| WORKING DATA |

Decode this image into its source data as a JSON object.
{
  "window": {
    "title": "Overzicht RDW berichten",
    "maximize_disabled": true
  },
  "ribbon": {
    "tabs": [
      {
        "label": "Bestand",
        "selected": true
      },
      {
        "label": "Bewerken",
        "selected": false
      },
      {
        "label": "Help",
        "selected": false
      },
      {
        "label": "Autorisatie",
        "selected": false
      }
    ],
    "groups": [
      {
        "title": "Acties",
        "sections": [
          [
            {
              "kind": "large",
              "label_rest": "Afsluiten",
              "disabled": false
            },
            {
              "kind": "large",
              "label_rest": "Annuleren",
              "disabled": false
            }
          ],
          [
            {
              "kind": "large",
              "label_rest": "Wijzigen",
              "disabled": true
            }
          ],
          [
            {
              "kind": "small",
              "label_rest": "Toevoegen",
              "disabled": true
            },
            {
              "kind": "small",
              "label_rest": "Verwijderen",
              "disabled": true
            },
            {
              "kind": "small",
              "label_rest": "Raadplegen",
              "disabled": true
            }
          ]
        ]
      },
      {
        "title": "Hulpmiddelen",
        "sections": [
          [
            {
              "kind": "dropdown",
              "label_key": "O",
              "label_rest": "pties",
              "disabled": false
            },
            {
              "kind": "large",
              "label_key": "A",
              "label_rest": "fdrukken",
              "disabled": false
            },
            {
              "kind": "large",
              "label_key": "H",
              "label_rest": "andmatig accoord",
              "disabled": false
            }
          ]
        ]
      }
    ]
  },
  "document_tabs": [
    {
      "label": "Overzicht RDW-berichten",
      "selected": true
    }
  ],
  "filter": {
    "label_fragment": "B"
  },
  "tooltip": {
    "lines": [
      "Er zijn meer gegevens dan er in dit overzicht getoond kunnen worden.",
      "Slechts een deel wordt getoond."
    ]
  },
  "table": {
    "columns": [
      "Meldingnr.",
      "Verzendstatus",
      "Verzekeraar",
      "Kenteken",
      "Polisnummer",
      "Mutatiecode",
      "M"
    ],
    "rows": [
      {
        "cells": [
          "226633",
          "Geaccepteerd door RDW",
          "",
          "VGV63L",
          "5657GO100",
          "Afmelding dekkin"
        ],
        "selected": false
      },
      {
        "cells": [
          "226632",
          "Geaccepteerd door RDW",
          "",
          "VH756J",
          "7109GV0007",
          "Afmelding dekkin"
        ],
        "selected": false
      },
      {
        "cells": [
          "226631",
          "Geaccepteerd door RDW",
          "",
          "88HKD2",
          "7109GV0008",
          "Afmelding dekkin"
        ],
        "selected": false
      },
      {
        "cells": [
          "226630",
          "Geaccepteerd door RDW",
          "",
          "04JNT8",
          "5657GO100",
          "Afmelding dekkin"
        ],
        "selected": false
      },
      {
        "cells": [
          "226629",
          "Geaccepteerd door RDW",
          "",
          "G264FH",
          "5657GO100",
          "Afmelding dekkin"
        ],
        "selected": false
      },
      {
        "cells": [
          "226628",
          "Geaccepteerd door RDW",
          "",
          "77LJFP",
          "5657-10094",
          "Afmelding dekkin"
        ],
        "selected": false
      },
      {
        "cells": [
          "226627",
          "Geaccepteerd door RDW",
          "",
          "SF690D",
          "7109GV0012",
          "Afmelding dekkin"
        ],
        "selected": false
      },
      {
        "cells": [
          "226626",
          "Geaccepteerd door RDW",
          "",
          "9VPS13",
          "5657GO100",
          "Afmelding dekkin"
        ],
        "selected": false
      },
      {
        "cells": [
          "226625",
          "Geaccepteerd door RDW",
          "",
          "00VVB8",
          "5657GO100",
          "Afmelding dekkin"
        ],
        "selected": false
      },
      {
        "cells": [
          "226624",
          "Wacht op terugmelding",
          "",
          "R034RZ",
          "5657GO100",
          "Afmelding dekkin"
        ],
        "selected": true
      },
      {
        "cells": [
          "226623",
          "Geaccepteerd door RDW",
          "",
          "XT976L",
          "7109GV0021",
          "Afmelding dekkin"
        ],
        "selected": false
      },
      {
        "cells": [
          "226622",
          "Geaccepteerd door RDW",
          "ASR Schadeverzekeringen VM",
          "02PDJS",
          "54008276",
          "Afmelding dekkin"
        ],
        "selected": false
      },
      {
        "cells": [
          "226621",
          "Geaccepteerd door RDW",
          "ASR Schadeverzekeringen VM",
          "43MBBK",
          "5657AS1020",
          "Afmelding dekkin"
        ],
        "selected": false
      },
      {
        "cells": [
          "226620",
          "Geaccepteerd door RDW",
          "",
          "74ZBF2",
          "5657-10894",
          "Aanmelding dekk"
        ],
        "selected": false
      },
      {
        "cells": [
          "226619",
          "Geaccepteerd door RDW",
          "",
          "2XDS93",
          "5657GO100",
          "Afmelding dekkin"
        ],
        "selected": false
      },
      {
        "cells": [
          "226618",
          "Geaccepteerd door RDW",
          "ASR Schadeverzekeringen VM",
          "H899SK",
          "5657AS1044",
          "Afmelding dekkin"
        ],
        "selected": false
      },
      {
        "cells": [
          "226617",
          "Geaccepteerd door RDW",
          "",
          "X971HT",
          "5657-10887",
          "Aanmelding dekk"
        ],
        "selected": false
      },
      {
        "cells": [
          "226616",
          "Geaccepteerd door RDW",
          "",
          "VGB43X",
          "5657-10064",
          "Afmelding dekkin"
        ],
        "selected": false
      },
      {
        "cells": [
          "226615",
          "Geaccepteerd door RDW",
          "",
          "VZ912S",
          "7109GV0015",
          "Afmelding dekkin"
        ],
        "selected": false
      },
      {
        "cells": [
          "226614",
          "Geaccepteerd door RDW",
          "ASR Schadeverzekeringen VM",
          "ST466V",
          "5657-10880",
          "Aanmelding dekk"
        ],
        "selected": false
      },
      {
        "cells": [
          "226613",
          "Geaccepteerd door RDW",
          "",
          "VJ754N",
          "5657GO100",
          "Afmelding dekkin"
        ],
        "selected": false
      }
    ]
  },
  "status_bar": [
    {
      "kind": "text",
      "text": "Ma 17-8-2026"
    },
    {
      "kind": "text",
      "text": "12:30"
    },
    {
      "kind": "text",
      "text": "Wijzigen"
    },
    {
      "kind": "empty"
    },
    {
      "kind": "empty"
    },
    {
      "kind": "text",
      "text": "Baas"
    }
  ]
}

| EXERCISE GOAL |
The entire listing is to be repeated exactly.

| REPLY |
Decode this image into its source data as a JSON object.
{
  "window": {
    "title": "Overzicht RDW berichten",
    "maximize_disabled": true
  },
  "ribbon": {
    "tabs": [
      {
        "label": "Bestand",
        "selected": true
      },
      {
        "label": "Bewerken",
        "selected": false
      },
      {
        "label": "Help",
        "selected": false
      },
      {
        "label": "Autorisatie",
        "selected": false
      }
    ],
    "groups": [
      {
        "title": "Acties",
        "sections": [
          [
            {
              "kind": "large",
              "label_rest": "Afsluiten",
              "disabled": false
            },
            {
              "kind": "large",
              "label_rest": "Annuleren",
              "disabled": false
            }
          ],
          [
            {
              "kind": "large",
              "label_rest": "Wijzigen",
              "disabled": true
            }
          ],
          [
            {
              "kind": "small",
              "label_rest": "Toevoegen",
              "disabled": true
            },
            {
              "kind": "small",
              "label_rest": "Verwijderen",
              "disabled": true
            },
            {
              "kind": "small",
              "label_rest": "Raadplegen",
              "disabled": true
            }
          ]
        ]
      },
      {
        "title": "Hulpmiddelen",
        "sections": [
          [
            {
              "kind": "dropdown",
              "label_key": "O",
              "label_rest": "pties",
              "disabled": false
            },
            {
              "kind": "large",
              "label_key": "A",
              "label_rest": "fdrukken",
              "disabled": false
            },
            {
              "kind": "large",
              "label_key": "H",
              "label_rest": "andmatig accoord",
              "disabled": false
            }
          ]
        ]
      }
    ]
  },
  "document_tabs": [
    {
      "label": "Overzicht RDW-berichten",
      "selected": true
    }
  ],
  "filter": {
    "label_fragment": "B"
  },
  "tooltip": {
    "lines": [
      "Er zijn meer gegevens dan er in dit overzicht getoond kunnen worden.",
      "Slechts een deel wordt getoond."
    ]
  },
  "table": {
    "columns": [
      "Meldingnr.",
      "Verzendstatus",
      "Verzekeraar",
      "Kenteken",
      "Polisnummer",
      "Mutatiecode",
      "M"
    ],
    "rows": [
      {
        "cells": [
          "226633",
          "Geaccepteerd door RDW",
          "",
          "VGV63L",
          "5657GO100",
          "Afmelding dekkin"
        ],
        "selected": false
      },
      {
        "cells": [
          "226632",
          "Geaccepteerd door RDW",
          "",
          "VH756J",
          "7109GV0007",
          "Afmelding dekkin"
        ],
        "selected": false
      },
      {
        "cells": [
          "226631",
          "Geaccepteerd door RDW",
          "",
          "88HKD2",
          "7109GV0008",
          "Afmelding dekkin"
        ],
        "selected": false
      },
      {
        "cells": [
          "226630",
          "Geaccepteerd door RDW",
          "",
          "04JNT8",
          "5657GO100",
          "Afmelding dekkin"
        ],
        "selected": false
      },
      {
        "cells": [
          "226629",
          "Geaccepteerd door RDW",
          "",
          "G264FH",
          "5657GO100",
          "Afmelding dekkin"
        ],
        "selected": false
      },
      {
        "cells": [
          "226628",
          "Geaccepteerd door RDW",
          "",
          "77LJFP",
          "5657-10094",
          "Afmelding dekkin"
        ],
        "selected": false
      },
      {
        "cells": [
          "226627",
          "Geaccepteerd door RDW",
          "",
          "SF690D",
          "7109GV0012",
          "Afmelding dekkin"
        ],
        "selected": false
      },
      {
        "cells": [
          "226626",
          "Geaccepteerd door RDW",
          "",
          "9VPS13",
          "5657GO100",
          "Afmelding dekkin"
        ],
        "selected": false
      },
      {
        "cells": [
          "226625",
          "Geaccepteerd door RDW",
          "",
          "00VVB8",
          "5657GO100",
          "Afmelding dekkin"
        ],
        "selected": false
      },
      {
        "cells": [
          "226624",
          "Wacht op terugmelding",
          "",
          "R034RZ",
          "5657GO100",
          "Afmelding dekkin"
        ],
        "selected": true
      },
      {
        "cells": [
          "226623",
          "Geaccepteerd door RDW",
          "",
          "XT976L",
          "7109GV0021",
          "Afmelding dekkin"
        ],
        "selected": false
      },
      {
        "cells": [
          "226622",
          "Geaccepteerd door RDW",
          "ASR Schadeverzekeringen VM",
          "02PDJS",
          "54008276",
          "Afmelding dekkin"
        ],
        "selected": false
      },
      {
        "cells": [
          "226621",
          "Geaccepteerd door RDW",
          "ASR Schadeverzekeringen VM",
          "43MBBK",
          "5657AS1020",
          "Afmelding dekkin"
        ],
        "selected": false
      },
      {
        "cells": [
          "226620",
          "Geaccepteerd door RDW",
          "",
          "74ZBF2",
          "5657-10894",
          "Aanmelding dekk"
        ],
        "selected": false
      },
      {
        "cells": [
          "226619",
          "Geaccepteerd door RDW",
          "",
          "2XDS93",
          "5657GO100",
          "Afmelding dekkin"
        ],
        "selected": false
      },
      {
        "cells": [
          "226618",
          "Geaccepteerd door RDW",
          "ASR Schadeverzekeringen VM",
          "H899SK",
          "5657AS1044",
          "Afmelding dekkin"
        ],
        "selected": false
      },
      {
        "cells": [
          "226617",
          "Geaccepteerd door RDW",
          "",
          "X971HT",
          "5657-10887",
          "Aanmelding dekk"
        ],
        "selected": false
      },
      {
        "cells": [
          "226616",
          "Geaccepteerd door RDW",
          "",
          "VGB43X",
          "5657-10064",
          "Afmelding dekkin"
        ],
        "selected": false
      },
      {
        "cells": [
          "226615",
          "Geaccepteerd door RDW",
          "",
          "VZ912S",
          "7109GV0015",
          "Afmelding dekkin"
        ],
        "selected": false
      },
      {
        "cells": [
          "226614",
          "Geaccepteerd door RDW",
          "ASR Schadeverzekeringen VM",
          "ST466V",
          "5657-10880",
          "Aanmelding dekk"
        ],
        "selected": false
      },
      {
        "cells": [
          "226613",
          "Geaccepteerd door RDW",
          "",
          "VJ754N",
          "5657GO100",
          "Afmelding dekkin"
        ],
        "selected": false
      }
    ]
  },
  "status_bar": [
    {
      "kind": "text",
      "text": "Ma 17-8-2026"
    },
    {
      "kind": "text",
      "text": "12:30"
    },
    {
      "kind": "text",
      "text": "Wijzigen"
    },
    {
      "kind": "empty"
    },
    {
      "kind": "empty"
    },
    {
      "kind": "text",
      "text": "Baas"
    }
  ]
}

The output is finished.